Speaking at an event recently, veteran actress Shabana Azmi urged lyricists to be careful about what they are penning down with respect to item songs. While it may seem that Bollywood is trying to make a proactive effort to change its course with movies like Tumhari Sullu, Naam Shabana and Lipstick under My Burkha, it still has a long way to go before it can fully comprehend its hand in the portrayal of women for the masses.
Ekta Kapoor tried her best at showcasing the lives of four sexually-liberated urban women in Veere di Wedding and almost succeeded until Tareefan, the peppy song that aimed to portray what ‘female gaze’ looks like, was released. It seemed like Tareefan’s sole purpose was to prove that women can objectify male bodies too. However, Badshah’s rap complaining about how women constantly need compliments, dampens the entire point of the movie and the song.
National award winning singer Monali Thakur has often spoken up about vulgar and obscene lyrics being unacceptable. “Anything sensual and/or seductive, I personally do not have a problem with; I do not think it is bad at all. But everything needs to be graceful and classy. If it is crass, or indicative of something disgusting, it is unacceptable,” says Monali.
But why do these songs sell in the first place?

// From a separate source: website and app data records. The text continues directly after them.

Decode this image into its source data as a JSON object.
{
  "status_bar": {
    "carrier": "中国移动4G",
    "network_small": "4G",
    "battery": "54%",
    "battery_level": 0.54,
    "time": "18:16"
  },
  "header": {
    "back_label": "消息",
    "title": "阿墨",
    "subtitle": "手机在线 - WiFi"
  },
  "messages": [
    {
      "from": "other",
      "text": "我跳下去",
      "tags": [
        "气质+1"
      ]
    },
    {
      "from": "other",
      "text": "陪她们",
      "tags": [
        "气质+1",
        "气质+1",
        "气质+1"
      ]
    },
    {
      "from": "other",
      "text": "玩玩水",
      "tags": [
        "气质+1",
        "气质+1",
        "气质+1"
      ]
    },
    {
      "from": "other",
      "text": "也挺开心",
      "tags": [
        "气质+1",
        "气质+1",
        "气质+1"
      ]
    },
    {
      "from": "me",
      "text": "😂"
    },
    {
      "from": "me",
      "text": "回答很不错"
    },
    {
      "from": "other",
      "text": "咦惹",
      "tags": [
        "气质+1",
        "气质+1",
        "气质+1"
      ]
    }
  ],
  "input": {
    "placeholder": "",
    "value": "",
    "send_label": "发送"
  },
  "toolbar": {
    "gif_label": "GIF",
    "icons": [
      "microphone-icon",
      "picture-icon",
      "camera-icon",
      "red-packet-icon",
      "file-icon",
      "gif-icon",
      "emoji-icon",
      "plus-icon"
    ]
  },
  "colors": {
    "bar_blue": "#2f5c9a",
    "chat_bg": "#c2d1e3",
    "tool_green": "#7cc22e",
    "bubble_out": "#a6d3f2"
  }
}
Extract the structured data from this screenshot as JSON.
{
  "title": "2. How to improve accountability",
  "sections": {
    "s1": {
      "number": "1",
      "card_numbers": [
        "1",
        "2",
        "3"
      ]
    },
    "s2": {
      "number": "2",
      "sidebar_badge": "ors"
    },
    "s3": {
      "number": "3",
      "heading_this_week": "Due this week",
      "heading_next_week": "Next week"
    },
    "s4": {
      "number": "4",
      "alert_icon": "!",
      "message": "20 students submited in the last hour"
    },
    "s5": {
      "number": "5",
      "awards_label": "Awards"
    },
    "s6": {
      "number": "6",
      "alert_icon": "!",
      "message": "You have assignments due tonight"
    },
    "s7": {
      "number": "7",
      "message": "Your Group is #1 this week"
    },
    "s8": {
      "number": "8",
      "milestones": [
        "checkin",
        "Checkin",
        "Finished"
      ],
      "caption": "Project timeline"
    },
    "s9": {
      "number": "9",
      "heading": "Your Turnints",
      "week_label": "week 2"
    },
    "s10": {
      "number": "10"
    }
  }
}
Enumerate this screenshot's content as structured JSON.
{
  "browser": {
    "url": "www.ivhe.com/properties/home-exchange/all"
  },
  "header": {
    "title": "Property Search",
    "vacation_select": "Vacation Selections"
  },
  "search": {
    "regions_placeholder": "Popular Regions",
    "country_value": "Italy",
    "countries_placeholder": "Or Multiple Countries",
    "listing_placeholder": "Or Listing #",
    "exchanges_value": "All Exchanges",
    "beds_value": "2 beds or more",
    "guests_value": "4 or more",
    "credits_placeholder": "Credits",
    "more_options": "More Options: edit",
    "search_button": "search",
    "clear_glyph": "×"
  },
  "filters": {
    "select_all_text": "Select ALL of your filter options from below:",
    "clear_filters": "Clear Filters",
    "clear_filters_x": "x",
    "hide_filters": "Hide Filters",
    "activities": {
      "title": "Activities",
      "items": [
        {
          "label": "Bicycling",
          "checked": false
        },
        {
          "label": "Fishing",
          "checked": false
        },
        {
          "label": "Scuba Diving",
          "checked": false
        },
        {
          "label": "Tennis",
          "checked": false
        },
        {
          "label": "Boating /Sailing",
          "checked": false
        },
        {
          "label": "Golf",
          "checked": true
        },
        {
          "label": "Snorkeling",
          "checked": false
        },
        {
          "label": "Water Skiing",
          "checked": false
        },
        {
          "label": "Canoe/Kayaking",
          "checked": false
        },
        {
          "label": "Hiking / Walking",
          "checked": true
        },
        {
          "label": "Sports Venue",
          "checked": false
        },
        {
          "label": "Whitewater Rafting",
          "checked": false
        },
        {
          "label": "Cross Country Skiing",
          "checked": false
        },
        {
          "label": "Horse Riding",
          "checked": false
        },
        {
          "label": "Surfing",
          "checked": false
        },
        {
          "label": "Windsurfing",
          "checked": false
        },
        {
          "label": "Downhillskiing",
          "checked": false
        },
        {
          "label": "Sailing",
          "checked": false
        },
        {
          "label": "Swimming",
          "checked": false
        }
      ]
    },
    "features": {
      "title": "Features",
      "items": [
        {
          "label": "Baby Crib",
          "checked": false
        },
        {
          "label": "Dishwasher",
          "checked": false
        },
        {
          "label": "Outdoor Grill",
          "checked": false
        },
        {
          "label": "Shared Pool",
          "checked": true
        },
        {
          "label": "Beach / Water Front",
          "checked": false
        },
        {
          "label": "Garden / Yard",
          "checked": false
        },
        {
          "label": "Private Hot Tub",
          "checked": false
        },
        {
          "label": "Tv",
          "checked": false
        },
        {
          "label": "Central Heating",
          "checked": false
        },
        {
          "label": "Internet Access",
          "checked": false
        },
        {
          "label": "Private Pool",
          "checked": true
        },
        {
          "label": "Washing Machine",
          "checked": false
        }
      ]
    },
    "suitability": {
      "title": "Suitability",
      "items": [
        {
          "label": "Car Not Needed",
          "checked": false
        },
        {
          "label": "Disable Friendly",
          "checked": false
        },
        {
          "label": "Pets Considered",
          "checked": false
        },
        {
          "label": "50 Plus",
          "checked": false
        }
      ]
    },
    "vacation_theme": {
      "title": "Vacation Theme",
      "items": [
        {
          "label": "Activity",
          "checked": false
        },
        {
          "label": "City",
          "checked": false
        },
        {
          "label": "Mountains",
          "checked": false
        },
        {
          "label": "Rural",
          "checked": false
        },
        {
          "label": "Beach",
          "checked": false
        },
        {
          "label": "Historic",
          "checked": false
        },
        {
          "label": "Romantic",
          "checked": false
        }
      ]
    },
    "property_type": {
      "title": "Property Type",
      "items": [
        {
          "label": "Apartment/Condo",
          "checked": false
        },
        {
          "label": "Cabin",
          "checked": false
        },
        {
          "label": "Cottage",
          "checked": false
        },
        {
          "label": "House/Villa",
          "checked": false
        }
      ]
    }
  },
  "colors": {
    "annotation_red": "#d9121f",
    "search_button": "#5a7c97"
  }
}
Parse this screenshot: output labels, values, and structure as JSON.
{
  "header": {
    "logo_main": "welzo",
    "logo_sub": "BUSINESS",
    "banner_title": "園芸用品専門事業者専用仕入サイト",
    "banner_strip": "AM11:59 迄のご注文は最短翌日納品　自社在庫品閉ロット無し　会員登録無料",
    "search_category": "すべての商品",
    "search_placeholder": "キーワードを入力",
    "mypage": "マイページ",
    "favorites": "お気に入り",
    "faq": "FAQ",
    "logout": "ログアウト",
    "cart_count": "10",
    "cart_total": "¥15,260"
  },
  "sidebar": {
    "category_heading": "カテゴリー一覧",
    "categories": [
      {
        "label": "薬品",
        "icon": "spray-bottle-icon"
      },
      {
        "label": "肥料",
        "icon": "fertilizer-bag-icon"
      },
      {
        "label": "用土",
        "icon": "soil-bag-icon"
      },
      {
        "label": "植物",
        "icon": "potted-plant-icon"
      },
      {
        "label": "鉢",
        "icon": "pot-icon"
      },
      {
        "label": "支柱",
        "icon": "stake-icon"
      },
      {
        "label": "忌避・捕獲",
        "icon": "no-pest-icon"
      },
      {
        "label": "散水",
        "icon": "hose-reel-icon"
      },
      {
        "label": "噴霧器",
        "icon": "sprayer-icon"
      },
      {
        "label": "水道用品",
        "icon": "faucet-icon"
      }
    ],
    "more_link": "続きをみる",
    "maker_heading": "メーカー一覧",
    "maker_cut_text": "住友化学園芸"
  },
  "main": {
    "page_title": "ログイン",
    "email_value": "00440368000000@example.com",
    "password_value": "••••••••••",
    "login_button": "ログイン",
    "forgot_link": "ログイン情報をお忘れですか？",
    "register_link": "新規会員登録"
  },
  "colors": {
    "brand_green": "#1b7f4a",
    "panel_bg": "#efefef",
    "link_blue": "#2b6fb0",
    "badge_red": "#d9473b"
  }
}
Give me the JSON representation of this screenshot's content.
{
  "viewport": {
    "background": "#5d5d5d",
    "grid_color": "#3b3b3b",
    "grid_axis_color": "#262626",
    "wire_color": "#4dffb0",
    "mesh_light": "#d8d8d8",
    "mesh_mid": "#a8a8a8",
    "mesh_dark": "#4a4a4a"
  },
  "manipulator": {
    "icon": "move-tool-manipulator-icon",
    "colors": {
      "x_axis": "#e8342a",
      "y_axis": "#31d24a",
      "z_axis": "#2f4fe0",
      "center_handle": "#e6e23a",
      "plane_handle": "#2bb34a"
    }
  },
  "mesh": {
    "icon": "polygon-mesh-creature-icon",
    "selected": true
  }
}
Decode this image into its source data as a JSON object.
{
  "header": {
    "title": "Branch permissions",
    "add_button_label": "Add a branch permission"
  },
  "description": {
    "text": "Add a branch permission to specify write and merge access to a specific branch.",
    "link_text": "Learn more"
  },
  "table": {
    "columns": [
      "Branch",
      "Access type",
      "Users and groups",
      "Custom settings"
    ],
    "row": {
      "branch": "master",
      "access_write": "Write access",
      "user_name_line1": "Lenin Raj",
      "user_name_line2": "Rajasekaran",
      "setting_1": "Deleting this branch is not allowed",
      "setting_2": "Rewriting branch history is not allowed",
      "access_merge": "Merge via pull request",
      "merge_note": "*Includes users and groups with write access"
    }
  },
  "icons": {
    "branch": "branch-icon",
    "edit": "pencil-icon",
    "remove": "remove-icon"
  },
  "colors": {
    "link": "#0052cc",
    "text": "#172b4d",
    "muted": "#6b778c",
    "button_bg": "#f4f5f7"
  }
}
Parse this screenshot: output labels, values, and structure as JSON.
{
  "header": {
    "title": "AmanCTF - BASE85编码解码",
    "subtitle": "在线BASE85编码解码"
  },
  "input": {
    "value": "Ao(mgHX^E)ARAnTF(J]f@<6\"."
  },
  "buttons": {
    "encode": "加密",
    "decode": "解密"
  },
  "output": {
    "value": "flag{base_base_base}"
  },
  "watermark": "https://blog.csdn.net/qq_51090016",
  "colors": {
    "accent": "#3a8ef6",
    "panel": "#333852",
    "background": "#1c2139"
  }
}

“The point is that our audience is not dumb, nor are they non-classy. Indian audience does have a great taste, we have produced amazing musicians. If we do go back to that era, what used to sell was great music and amazing melodies. But if labels and producers keep badgering the audience with a certain type of song with constant promotions, the audience does not really have a choice. And people do enjoy good dance number, not always the crass one,” adds Monali.
Rapper Pranav Chaganty of Kaala fame feels that it is important for singers and artists to earn fame first before they can take a stand. “Only when you have a social standing in the industry can you preach about how these derogatory lyrics need to be curbed,” says Pranav, adding, “Personally, I am completely against songs that demean women.”
However, are artists under undue pressure from producers and directors to produce a certain type of song or music? “Many a times they are, but not always. Different labels have different approaches to how they produce music. I personally have not been under such kind of pressure. But I do feel a genuine artist will not budge under such kind of pressure if ever faced with it,” opines Monali.
But Tollywood lyricist Sira Sri offers a different opinion as to why these songs sell amongst the Indian audience. He says, “The majority of the audience who call these lyrics problematic are middle-aged or older. That is the age when morality starts infringing into minds, irrespective of what they enjoyed in their younger days. But most patrons of cinema, at any given time, are in the age group of 18-25. I refer to mental age here, not just their chronological age. Films are made for them and songs are written for them.”